(Interface dataset entries)
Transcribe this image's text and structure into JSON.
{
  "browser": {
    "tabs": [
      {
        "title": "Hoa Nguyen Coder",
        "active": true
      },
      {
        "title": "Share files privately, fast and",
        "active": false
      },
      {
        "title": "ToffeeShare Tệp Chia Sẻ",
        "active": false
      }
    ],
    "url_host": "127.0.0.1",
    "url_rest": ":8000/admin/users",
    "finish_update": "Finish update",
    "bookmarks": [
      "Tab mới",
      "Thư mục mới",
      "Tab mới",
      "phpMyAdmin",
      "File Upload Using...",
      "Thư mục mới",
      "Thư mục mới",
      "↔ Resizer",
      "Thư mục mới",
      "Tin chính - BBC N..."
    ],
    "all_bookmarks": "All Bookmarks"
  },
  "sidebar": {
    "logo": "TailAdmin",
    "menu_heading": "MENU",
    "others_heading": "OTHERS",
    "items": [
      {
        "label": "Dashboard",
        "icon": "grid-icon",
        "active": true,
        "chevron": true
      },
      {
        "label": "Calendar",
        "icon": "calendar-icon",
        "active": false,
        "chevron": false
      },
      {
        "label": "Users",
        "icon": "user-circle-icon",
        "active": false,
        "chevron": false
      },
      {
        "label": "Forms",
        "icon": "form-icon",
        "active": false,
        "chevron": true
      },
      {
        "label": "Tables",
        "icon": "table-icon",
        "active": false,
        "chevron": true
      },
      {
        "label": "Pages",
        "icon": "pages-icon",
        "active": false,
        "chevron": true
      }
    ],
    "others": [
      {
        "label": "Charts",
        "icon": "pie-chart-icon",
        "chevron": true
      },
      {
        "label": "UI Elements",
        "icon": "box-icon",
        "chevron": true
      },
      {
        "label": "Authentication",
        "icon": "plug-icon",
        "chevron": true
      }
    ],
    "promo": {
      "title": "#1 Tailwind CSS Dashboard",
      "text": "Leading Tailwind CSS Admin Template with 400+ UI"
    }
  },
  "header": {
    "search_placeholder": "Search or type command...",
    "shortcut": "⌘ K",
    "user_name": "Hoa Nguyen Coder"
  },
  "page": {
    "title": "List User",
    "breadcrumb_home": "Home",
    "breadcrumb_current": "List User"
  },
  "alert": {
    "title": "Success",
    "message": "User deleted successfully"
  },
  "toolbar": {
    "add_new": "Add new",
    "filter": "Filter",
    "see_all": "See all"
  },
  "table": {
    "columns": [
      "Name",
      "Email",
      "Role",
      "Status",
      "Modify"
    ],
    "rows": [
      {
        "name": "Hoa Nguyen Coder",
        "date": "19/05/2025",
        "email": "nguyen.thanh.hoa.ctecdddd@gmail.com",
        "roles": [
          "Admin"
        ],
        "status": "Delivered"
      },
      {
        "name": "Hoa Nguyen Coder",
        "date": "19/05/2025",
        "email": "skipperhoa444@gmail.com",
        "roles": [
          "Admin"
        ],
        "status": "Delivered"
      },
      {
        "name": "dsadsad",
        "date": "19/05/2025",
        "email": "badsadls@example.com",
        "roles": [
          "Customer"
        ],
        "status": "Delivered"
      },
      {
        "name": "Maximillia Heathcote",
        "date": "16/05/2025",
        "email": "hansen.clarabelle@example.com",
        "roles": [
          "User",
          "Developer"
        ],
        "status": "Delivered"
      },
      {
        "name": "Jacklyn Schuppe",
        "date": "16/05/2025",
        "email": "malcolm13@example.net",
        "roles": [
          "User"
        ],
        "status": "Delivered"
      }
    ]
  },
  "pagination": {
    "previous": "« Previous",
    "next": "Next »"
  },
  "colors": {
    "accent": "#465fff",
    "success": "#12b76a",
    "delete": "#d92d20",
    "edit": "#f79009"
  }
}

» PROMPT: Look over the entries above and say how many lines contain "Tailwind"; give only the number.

» ANSWER BOX: 2